  • 18. GSCM: Thin Client/Cloud Computing Del Maestro, Rohloff 11.Sources Choi, Byung-Chul, Hang-Sik Shin, Su-Yol Lee, and Tak Hur. "Life Cycle Assessment of a Personal Computer and its Effective Recycling Rate." Int. J LCA 11 (2006): 122-28. Computing Heads for the Clouds 16 Nov. 2007. Business Week. 5 June 2009 <http://www.businessweek.com/technology/content/nov2007/tc20071116_379585.htm>. Linux Terminal Server Project. 2009. LTSP.org GaBi 4.3 Software. PE International. 2009. Environmental Comparison of the Relevance of PC and Thin Client Desktop Equipment for the Climate, 2008. Fraunhofer Institute for Environmental, Safety and Energy Technology, UMSICHT. Williams, Eric. "Energy Intensity of Computer Manufacturing: Hybrid Assessment Combining Process and Economic Input-Output Methods." Environ. Sci. Technol. (2004): 6166-174. Why Right Scale: Cloud Portability, Right Scale. Accessed June 5th, 2009 <http://www.rightscale.com/products/advantages/cloud-portability.php> Zhou, Ben. "Cloud Computing." Personal interview. USCB. 03 June 2009. HP Compaq t5145 Thin Client. Brochure. 5 June 2009 <http://h20195.www2.hp.com/v2/GetPDF.aspx/c01555466.pdf>. Dell Optiplex 745 Tech Specs.
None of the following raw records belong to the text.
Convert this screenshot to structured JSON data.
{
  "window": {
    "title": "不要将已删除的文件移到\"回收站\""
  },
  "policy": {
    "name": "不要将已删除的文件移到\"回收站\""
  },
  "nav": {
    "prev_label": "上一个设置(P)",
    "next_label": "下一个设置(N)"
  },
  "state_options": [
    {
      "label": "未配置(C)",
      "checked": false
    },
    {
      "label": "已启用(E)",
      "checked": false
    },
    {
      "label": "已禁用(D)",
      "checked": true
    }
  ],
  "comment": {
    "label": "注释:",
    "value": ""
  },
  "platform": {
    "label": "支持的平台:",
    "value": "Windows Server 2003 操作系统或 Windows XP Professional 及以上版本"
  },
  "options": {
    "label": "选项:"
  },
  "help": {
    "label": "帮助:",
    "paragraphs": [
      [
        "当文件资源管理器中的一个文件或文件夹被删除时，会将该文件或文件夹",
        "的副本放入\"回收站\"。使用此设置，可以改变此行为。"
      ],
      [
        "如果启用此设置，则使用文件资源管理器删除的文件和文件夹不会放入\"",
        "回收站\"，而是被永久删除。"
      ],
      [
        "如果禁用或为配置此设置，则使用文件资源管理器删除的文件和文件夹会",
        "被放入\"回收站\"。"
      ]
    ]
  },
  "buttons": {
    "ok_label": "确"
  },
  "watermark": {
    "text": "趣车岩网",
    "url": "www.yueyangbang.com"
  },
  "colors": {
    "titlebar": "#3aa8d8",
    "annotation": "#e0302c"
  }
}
Brochure. 5 June 2009 <http://www.dell.com/downloads/global/products/optix/en/opti_745techspecs.pdf>. 5/21/2010 18